## Required action
Return each of the entries below word for word.

## Study material
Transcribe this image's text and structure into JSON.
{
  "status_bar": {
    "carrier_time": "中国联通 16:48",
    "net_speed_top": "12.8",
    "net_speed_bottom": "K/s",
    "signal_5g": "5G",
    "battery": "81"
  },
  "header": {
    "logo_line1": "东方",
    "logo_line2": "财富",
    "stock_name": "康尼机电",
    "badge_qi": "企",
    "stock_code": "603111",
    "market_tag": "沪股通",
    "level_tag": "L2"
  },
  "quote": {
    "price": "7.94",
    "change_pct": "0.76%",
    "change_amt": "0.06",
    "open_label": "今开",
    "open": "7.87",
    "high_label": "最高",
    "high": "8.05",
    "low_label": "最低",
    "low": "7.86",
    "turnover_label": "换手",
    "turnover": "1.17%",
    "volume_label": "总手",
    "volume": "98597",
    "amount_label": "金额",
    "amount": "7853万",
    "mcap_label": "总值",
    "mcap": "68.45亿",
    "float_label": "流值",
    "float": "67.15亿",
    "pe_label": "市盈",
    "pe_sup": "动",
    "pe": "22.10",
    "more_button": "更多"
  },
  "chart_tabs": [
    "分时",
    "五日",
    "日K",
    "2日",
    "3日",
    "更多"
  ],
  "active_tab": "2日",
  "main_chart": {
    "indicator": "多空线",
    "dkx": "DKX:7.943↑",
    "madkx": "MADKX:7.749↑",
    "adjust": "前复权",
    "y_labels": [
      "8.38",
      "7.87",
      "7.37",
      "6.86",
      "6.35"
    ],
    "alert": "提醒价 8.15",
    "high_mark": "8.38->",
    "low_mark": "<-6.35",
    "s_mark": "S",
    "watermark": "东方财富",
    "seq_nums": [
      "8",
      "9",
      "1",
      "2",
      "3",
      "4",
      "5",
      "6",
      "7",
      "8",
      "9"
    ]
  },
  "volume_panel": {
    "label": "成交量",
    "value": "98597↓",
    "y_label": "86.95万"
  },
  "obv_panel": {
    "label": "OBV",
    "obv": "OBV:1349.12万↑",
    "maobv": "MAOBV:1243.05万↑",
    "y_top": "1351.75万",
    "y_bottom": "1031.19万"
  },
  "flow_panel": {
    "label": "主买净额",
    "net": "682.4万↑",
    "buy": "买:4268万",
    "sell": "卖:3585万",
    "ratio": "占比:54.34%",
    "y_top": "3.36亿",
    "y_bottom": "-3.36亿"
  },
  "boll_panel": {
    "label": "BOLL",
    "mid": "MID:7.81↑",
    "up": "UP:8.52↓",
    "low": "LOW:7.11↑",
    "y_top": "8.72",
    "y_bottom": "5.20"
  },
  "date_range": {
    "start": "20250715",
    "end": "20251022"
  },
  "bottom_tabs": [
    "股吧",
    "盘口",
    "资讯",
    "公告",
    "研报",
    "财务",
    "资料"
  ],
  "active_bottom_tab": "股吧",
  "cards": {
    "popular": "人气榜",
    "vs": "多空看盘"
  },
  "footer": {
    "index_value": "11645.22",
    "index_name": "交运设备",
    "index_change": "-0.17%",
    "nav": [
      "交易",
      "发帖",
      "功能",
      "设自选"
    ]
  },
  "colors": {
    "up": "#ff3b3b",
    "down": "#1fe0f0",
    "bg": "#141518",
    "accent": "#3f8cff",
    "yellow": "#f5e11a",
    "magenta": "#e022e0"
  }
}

## Answer for the task
Transcribe this image's text and structure into JSON.
{
  "status_bar": {
    "carrier_time": "中国联通 16:48",
    "net_speed_top": "12.8",
    "net_speed_bottom": "K/s",
    "signal_5g": "5G",
    "battery": "81"
  },
  "header": {
    "logo_line1": "东方",
    "logo_line2": "财富",
    "stock_name": "康尼机电",
    "badge_qi": "企",
    "stock_code": "603111",
    "market_tag": "沪股通",
    "level_tag": "L2"
  },
  "quote": {
    "price": "7.94",
    "change_pct": "0.76%",
    "change_amt": "0.06",
    "open_label": "今开",
    "open": "7.87",
    "high_label": "最高",
    "high": "8.05",
    "low_label": "最低",
    "low": "7.86",
    "turnover_label": "换手",
    "turnover": "1.17%",
    "volume_label": "总手",
    "volume": "98597",
    "amount_label": "金额",
    "amount": "7853万",
    "mcap_label": "总值",
    "mcap": "68.45亿",
    "float_label": "流值",
    "float": "67.15亿",
    "pe_label": "市盈",
    "pe_sup": "动",
    "pe": "22.10",
    "more_button": "更多"
  },
  "chart_tabs": [
    "分时",
    "五日",
    "日K",
    "2日",
    "3日",
    "更多"
  ],
  "active_tab": "2日",
  "main_chart": {
    "indicator": "多空线",
    "dkx": "DKX:7.943↑",
    "madkx": "MADKX:7.749↑",
    "adjust": "前复权",
    "y_labels": [
      "8.38",
      "7.87",
      "7.37",
      "6.86",
      "6.35"
    ],
    "alert": "提醒价 8.15",
    "high_mark": "8.38->",
    "low_mark": "<-6.35",
    "s_mark": "S",
    "watermark": "东方财富",
    "seq_nums": [
      "8",
      "9",
      "1",
      "2",
      "3",
      "4",
      "5",
      "6",
      "7",
      "8",
      "9"
    ]
  },
  "volume_panel": {
    "label": "成交量",
    "value": "98597↓",
    "y_label": "86.95万"
  },
  "obv_panel": {
    "label": "OBV",
    "obv": "OBV:1349.12万↑",
    "maobv": "MAOBV:1243.05万↑",
    "y_top": "1351.75万",
    "y_bottom": "1031.19万"
  },
  "flow_panel": {
    "label": "主买净额",
    "net": "682.4万↑",
    "buy": "买:4268万",
    "sell": "卖:3585万",
    "ratio": "占比:54.34%",
    "y_top": "3.36亿",
    "y_bottom": "-3.36亿"
  },
  "boll_panel": {
    "label": "BOLL",
    "mid": "MID:7.81↑",
    "up": "UP:8.52↓",
    "low": "LOW:7.11↑",
    "y_top": "8.72",
    "y_bottom": "5.20"
  },
  "date_range": {
    "start": "20250715",
    "end": "20251022"
  },
  "bottom_tabs": [
    "股吧",
    "盘口",
    "资讯",
    "公告",
    "研报",
    "财务",
    "资料"
  ],
  "active_bottom_tab": "股吧",
  "cards": {
    "popular": "人气榜",
    "vs": "多空看盘"
  },
  "footer": {
    "index_value": "11645.22",
    "index_name": "交运设备",
    "index_change": "-0.17%",
    "nav": [
      "交易",
      "发帖",
      "功能",
      "设自选"
    ]
  },
  "colors": {
    "up": "#ff3b3b",
    "down": "#1fe0f0",
    "bg": "#141518",
    "accent": "#3f8cff",
    "yellow": "#f5e11a",
    "magenta": "#e022e0"
  }
}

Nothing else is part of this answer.